What is expected: An exact restatement of the data below, with the pictures removed, is the required answer.

Material for the task:
▶

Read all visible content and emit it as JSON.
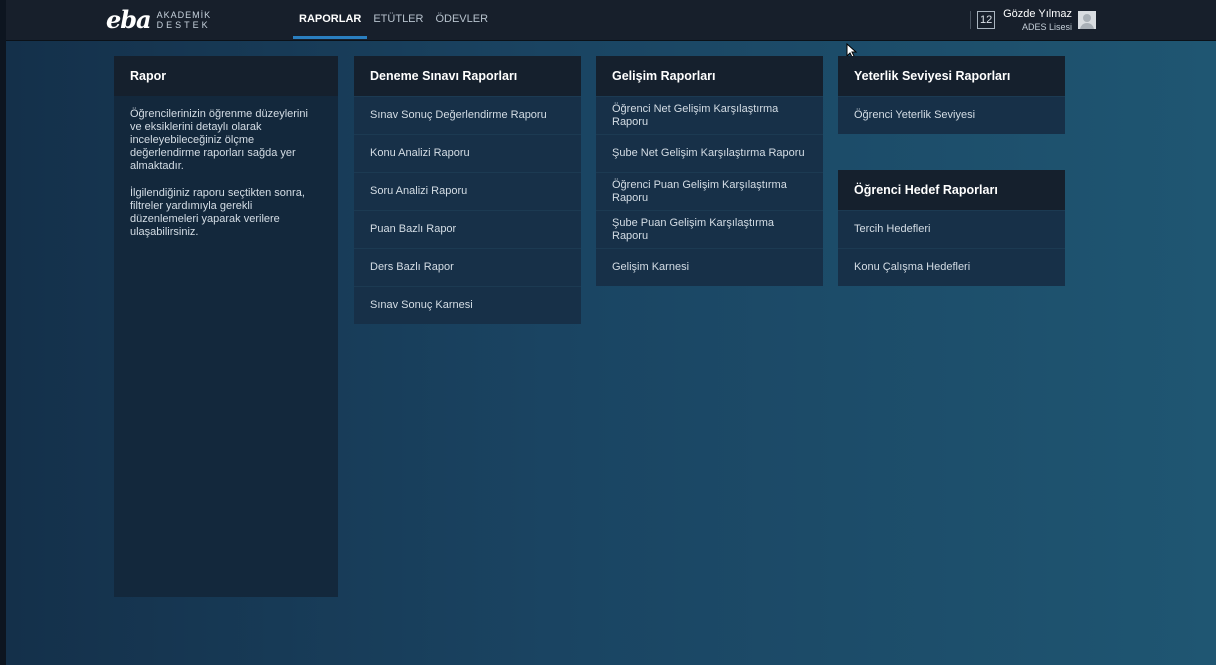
{
  "app": {
    "logo_mark": "eba",
    "logo_line1": "AKADEMİK",
    "logo_line2": "DESTEK"
  },
  "nav": {
    "items": [
      "RAPORLAR",
      "ETÜTLER",
      "ÖDEVLER"
    ],
    "active": "RAPORLAR"
  },
  "user": {
    "badge": "12",
    "name": "Gözde Yılmaz",
    "school": "ADES Lisesi"
  },
  "rapor": {
    "title": "Rapor",
    "paragraph1": "Öğrencilerinizin öğrenme düzeylerini ve eksiklerini detaylı olarak inceleyebileceğiniz ölçme değerlendirme raporları sağda yer almaktadır.",
    "paragraph2": "İlgilendiğiniz raporu seçtikten sonra, filtreler yardımıyla gerekli düzenlemeleri yaparak verilere ulaşabilirsiniz."
  },
  "deneme": {
    "title": "Deneme Sınavı Raporları",
    "items": [
      "Sınav Sonuç Değerlendirme Raporu",
      "Konu Analizi Raporu",
      "Soru Analizi Raporu",
      "Puan Bazlı Rapor",
      "Ders Bazlı Rapor",
      "Sınav Sonuç Karnesi"
    ]
  },
  "gelisim": {
    "title": "Gelişim Raporları",
    "items": [
      "Öğrenci Net Gelişim Karşılaştırma Raporu",
      "Şube Net Gelişim Karşılaştırma Raporu",
      "Öğrenci Puan Gelişim Karşılaştırma Raporu",
      "Şube Puan Gelişim Karşılaştırma Raporu",
      "Gelişim Karnesi"
    ]
  },
  "yeterlik": {
    "title": "Yeterlik Seviyesi Raporları",
    "items": [
      "Öğrenci Yeterlik Seviyesi"
    ]
  },
  "hedef": {
    "title": "Öğrenci Hedef Raporları",
    "items": [
      "Tercih Hedefleri",
      "Konu Çalışma Hedefleri"
    ]
  }
}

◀

Task result:
Read all visible content and emit it as JSON.
{
  "app": {
    "logo_mark": "eba",
    "logo_line1": "AKADEMİK",
    "logo_line2": "DESTEK"
  },
  "nav": {
    "items": [
      "RAPORLAR",
      "ETÜTLER",
      "ÖDEVLER"
    ],
    "active": "RAPORLAR"
  },
  "user": {
    "badge": "12",
    "name": "Gözde Yılmaz",
    "school": "ADES Lisesi"
  },
  "rapor": {
    "title": "Rapor",
    "paragraph1": "Öğrencilerinizin öğrenme düzeylerini ve eksiklerini detaylı olarak inceleyebileceğiniz ölçme değerlendirme raporları sağda yer almaktadır.",
    "paragraph2": "İlgilendiğiniz raporu seçtikten sonra, filtreler yardımıyla gerekli düzenlemeleri yaparak verilere ulaşabilirsiniz."
  },
  "deneme": {
    "title": "Deneme Sınavı Raporları",
    "items": [
      "Sınav Sonuç Değerlendirme Raporu",
      "Konu Analizi Raporu",
      "Soru Analizi Raporu",
      "Puan Bazlı Rapor",
      "Ders Bazlı Rapor",
      "Sınav Sonuç Karnesi"
    ]
  },
  "gelisim": {
    "title": "Gelişim Raporları",
    "items": [
      "Öğrenci Net Gelişim Karşılaştırma Raporu",
      "Şube Net Gelişim Karşılaştırma Raporu",
      "Öğrenci Puan Gelişim Karşılaştırma Raporu",
      "Şube Puan Gelişim Karşılaştırma Raporu",
      "Gelişim Karnesi"
    ]
  },
  "yeterlik": {
    "title": "Yeterlik Seviyesi Raporları",
    "items": [
      "Öğrenci Yeterlik Seviyesi"
    ]
  },
  "hedef": {
    "title": "Öğrenci Hedef Raporları",
    "items": [
      "Tercih Hedefleri",
      "Konu Çalışma Hedefleri"
    ]
  }
}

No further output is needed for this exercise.